Harvey’s satellite appearance at 6pm CT. (NOAA)

This pattern has allowed Harvey to drop 3 to 8 inches of rain across most of the Houston metro area during daylight hours today, with the heaviest rains in northern Brazoria County and Southern Harris County.

Because Harvey is only moving to the east-southeast very slowly, about at the pace of a slow walk, we can probably expect this pattern to continue for tonight, and into Tuesday morning. For the most part these aren’t excessively heavy rains, but even rainfall rates of 1 inch an hour will cause bayous and floodwaters to rise if they persist long enough. Therefore, while we don’t expect floodwaters to rise rapidly tonight, steady, moderate rains could cause slow rises in bayous. This is about exactly what the Houston region doesn’t need right now.

As far as accumulations, the National Weather Service predicts that the following areas of Houston could get as much rainfall as the amounts shown in this graphic during the next 24 hours, through 7pm Tuesday. I’m hoping these totals are little high, but we can’t rule them out.

Rain accumulation forecast for 7pm Monday to 7pm Tuesday. (National Weather Service)

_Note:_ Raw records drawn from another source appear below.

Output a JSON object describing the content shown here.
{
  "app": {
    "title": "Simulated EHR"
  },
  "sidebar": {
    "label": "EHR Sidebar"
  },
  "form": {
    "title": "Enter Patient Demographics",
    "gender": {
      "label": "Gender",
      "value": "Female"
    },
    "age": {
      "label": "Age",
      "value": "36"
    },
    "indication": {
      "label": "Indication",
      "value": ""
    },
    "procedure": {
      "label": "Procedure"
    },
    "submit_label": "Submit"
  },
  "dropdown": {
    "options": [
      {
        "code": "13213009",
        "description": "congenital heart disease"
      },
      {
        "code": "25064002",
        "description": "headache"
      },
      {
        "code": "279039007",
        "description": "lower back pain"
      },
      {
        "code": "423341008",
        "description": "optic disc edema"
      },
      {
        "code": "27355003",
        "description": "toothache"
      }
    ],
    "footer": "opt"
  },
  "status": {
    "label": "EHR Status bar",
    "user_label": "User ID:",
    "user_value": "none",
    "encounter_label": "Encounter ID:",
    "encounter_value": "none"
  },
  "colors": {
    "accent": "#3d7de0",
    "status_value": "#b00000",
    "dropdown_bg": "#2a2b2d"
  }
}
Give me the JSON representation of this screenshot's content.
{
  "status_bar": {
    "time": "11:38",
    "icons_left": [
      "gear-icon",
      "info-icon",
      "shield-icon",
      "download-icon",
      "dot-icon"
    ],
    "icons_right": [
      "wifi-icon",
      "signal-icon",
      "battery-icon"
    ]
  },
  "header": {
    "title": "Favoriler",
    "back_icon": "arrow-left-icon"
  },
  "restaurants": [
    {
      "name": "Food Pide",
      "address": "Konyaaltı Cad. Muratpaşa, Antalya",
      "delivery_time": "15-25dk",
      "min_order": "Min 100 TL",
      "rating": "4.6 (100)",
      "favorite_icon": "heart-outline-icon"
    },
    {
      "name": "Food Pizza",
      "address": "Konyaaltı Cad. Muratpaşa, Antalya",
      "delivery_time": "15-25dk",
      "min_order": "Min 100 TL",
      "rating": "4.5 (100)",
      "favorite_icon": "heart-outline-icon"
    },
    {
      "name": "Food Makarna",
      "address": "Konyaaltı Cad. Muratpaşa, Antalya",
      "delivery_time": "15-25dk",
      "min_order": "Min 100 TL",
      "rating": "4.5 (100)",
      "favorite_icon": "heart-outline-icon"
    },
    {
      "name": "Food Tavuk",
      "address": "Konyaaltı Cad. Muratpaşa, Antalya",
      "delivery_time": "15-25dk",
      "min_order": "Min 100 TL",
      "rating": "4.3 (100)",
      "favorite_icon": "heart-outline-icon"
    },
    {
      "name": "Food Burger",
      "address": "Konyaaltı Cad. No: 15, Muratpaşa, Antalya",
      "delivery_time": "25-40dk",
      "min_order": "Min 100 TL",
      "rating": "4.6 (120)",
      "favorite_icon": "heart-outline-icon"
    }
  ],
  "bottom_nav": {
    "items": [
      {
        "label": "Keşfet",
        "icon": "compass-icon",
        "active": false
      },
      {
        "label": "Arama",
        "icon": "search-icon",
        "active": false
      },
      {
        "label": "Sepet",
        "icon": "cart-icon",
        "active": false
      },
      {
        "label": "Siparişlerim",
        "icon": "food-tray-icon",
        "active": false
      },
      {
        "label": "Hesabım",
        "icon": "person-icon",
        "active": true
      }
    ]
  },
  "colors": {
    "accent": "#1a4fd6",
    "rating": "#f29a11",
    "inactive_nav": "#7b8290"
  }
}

Looking for some good news? We have a little bit of that. The favorable area for tornado formation is moving to the east, so we should have fewer tornado warnings tonight, and then fewer to none on Tuesday. Also, we feel fairly confident that the potential for prolonged, heavy rainfall will end sometime on Wednesday, during the afternoon or evening hours.

Matt will have another update later tonight.

Posted by Eric at 6:15pm CT on Monday

Early Monday afternoon Harvey forecast update

Posted by Matt Lanza at 2:14 PM

Monday, 2:15pm CT— Good afternoon. After our break last night, rains have returned to the picture this morning and afternoon. Any rain adds insult to injury right now, but at least the rainfall rates have been, for the most part, under 1.50 inches per hour. This is small comfort obviously, but versus the rates we saw on Saturday night and Sunday, the word “manageable” keeps coming up. As manageable as something can be in this situation.


As of 2 PM, radar is active, with steady moderate to locally heavy rainfall across the southern half of the Houston metro area.

Weather radar as of 2 PM is not optimal. (GR Level 3)

North of I-10 is seeing steady light to moderate rain persist as well. Rainfall rates as of 2 PM are about 0.25″ to 0.50″ per hour north of I-10 and 0.50″ to 1.50″ south of I-10. Again, insulting, infuriating, frustrating, but mostly manageable. It just really slows down drainage. Steady northeast winds inland and southeast winds at the coast are not helping matters either. There have been gusts to 40 or 45 mph, and that looks to continue, although significant increases beyond this are unlikely.

Rest of Today

What you see is what you get. Expect this rain to stay in place much of the afternoon. Rain may fall heavily at times, especially south of I-10. Winds will stay occasionally gusty. Wish we had better news on this front, but it’s going to be a pretty miserable Monday, and hopefully the rates stay at this manageable level. We feel they ought to.

Tonight and Tuesday

I don’t expect a lot of change tonight. Rain will likely fall steadily through the night, and into Tuesday morning. Harvey’s general east or southeast movement will pretty much lock things in. As Harvey begins to shift northward on Tuesday, we will start to see the rain become a little more sporadic I think. Steady moderate rain much of the time Tuesday morning into the afternoon. Harvey should make another landfall Wednesday near High Island, TX as a weak to moderate tropical storm (no significant strengthening is likely).

Official NHC forecast is not changed much, with our horrible storm finally exiting on Wednesday. (NHC)

This remains first and foremost a rain issue, and you should continue to monitor the water. Steady rain should end Wednesday and daily storm chances trend to close to zero by Thursday. We should see sunshine and much better weather to end the week, and we can begin our road to recovery. Stay safe all.

Posted at 2:15 PM CT Monday by Matt